That’s pretty good and allows ANSYS to claim that it, once again hit revenue targets (and beat its profit target thanks to a one-time tax thingy). But it’s not great — investors expected slightly better performance and stronger guidance for 2014 and sent the share down 1% or so on the news.
- In Q4, revenue from software licenses was $148 million, up 4%. On a non-GAAP basis, revenue from the lease business was up 6% to $77 million while the perpetual business held steady at $71 million
- Maintenance revenue was up 10% t0 $82 million
- Services revenue was $7 million, up 16%
- By region, revenue from North America was $78 million, up 11% despite what ANSYS terms as “caution in certain markets”. The company says it saw little to no year-end budget flush in 2013 but has a strong sales pipeline going forward.
- Revenue from Europe was up 14% to $84 million. Germany continues to be the best performer, with revenue up 15% as reported to $25 million. ANSYS said it also saw “an increase in business coming from Italy, Spain and Russia.”

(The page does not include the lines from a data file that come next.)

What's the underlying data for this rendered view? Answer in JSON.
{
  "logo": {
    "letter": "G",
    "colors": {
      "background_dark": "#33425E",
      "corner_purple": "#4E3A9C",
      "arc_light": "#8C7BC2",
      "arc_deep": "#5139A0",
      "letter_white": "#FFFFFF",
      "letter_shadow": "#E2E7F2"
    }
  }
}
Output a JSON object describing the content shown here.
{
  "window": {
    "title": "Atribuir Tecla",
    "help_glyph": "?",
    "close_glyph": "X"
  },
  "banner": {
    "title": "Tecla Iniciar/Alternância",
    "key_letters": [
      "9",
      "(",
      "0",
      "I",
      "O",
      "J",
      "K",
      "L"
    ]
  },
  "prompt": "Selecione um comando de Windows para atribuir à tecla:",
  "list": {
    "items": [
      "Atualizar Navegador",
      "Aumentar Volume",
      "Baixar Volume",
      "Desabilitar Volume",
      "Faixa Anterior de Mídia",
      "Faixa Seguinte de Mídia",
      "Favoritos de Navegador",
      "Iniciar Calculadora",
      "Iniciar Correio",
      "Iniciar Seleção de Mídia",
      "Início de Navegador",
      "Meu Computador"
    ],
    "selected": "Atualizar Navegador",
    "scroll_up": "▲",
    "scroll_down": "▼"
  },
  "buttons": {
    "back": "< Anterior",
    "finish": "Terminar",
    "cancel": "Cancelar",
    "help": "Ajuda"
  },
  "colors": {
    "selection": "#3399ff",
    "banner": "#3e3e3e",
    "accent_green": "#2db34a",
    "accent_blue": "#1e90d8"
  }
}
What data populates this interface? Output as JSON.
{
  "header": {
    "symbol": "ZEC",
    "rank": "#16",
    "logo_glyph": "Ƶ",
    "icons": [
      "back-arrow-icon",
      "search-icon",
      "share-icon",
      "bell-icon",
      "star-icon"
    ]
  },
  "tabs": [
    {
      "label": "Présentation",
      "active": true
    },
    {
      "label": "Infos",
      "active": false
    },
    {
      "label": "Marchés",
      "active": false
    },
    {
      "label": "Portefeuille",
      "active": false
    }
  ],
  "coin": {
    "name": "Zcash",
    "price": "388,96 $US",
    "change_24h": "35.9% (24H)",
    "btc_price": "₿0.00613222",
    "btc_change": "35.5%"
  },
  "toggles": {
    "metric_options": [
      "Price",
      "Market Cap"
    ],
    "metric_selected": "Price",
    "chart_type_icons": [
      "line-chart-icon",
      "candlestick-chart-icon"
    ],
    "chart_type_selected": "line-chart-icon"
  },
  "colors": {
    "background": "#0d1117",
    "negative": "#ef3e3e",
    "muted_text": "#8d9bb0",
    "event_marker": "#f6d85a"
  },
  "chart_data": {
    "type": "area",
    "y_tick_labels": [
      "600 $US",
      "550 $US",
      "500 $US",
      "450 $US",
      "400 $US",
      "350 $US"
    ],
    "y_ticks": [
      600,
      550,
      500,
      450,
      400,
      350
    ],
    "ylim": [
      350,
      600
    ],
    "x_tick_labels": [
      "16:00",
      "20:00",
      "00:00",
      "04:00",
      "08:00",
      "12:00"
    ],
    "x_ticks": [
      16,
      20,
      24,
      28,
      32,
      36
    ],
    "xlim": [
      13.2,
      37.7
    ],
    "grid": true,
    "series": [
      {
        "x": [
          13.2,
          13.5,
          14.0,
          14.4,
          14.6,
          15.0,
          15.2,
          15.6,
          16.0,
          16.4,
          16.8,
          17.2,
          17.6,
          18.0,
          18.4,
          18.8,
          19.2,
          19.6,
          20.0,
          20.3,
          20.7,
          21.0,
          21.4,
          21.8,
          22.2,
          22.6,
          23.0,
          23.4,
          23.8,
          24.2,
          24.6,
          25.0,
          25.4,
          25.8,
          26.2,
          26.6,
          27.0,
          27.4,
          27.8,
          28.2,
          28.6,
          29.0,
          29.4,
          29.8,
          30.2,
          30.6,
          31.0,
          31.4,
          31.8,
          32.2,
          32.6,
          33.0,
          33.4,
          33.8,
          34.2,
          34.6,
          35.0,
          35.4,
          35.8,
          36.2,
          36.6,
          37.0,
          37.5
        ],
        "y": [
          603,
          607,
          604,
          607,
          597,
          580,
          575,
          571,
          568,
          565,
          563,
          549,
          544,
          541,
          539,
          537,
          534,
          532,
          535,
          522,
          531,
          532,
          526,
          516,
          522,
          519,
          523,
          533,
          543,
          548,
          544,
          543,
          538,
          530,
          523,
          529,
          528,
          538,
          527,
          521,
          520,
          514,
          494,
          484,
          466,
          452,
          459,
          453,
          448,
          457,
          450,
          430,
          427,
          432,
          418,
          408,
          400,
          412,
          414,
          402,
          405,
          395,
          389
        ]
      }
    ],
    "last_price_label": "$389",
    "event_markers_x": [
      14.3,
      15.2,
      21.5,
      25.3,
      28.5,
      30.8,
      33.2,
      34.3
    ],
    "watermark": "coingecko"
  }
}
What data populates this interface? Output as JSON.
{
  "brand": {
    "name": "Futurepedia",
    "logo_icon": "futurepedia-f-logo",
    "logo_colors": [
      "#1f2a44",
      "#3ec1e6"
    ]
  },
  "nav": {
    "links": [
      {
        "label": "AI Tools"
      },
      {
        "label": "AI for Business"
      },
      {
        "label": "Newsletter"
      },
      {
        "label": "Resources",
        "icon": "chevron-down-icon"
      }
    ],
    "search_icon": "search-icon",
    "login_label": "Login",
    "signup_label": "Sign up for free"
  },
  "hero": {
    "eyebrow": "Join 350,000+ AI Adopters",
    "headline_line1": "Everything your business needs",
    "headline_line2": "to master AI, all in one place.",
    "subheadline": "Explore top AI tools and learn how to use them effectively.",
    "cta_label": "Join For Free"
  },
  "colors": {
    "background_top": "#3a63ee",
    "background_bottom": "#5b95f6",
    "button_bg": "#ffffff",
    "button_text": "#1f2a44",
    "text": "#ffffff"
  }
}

- ANSYS’ “General International Area” reported revenue of $71 million, down 6% overall as strength in Korea couldn’t stem the tide against weakness in China, India and Brazil, and a sharp 16% decline in Japan as reported, though Japan was up 2% in constant currency. During the earnings conference call, CEO Jim Cashman said that performance in Asia was both self-inflicted and external; he said that the company recently added new senior sales leadership and expects increasing sales productivity in the region to be a priority going into 2014.
- ANSYS reported 33 orders in excess of $1 million, up nicely from the 22 recorded a year ago, and up, too, from the 15 reported in Q3 2013. For 2013 as a whole, ANSYS reports closing 4 deals in excess of $10 million; I couldn’t find a comparable for 2012
- As per usual, direct sales accounted for 75% of revenue in Q4
ANSYS also tweaked its guidance for 2014 to take into account its acquisition of Reaction Design in January. The company now sees Q1 revenue in the range of $211 million t0 $219 million; for the year, ANSYS now sees revenue between $935 million and $966 million, or $1 million to $2 million higher than earlier stated. Given that Mr. Cashman said Reaction Design had revenue of about $4 million, the company sees the rest of its business a tiny bit more cautiously than it did in November. In any event, the full-year revenue forecast implies growth of 9% to 12%.
What does it all mean? In constant currencies (cc) ANSYS revenue grew 7% in Q4 and 9% for the fiscal year, with cc revenue growth in all 3 of its geographic regions for both periods. That’s just OK and, if ANSYS’ track record is anything to go by, usually precedes a major acquisition. Mr. Cashman, of course, didn’t say that; he said that he’s committed to “driving double-digit organic top line growth” without going into details. ANSYS has a large, impressive portfolio that it can cross-sell into existing accounts, and many types of simulation and price points with which to target new ones, so double-digit growth should be achievable — but it should have been in 2013, too, and that didn’t happen. Perhaps ANSYS management will share more details during its investor day on March 12.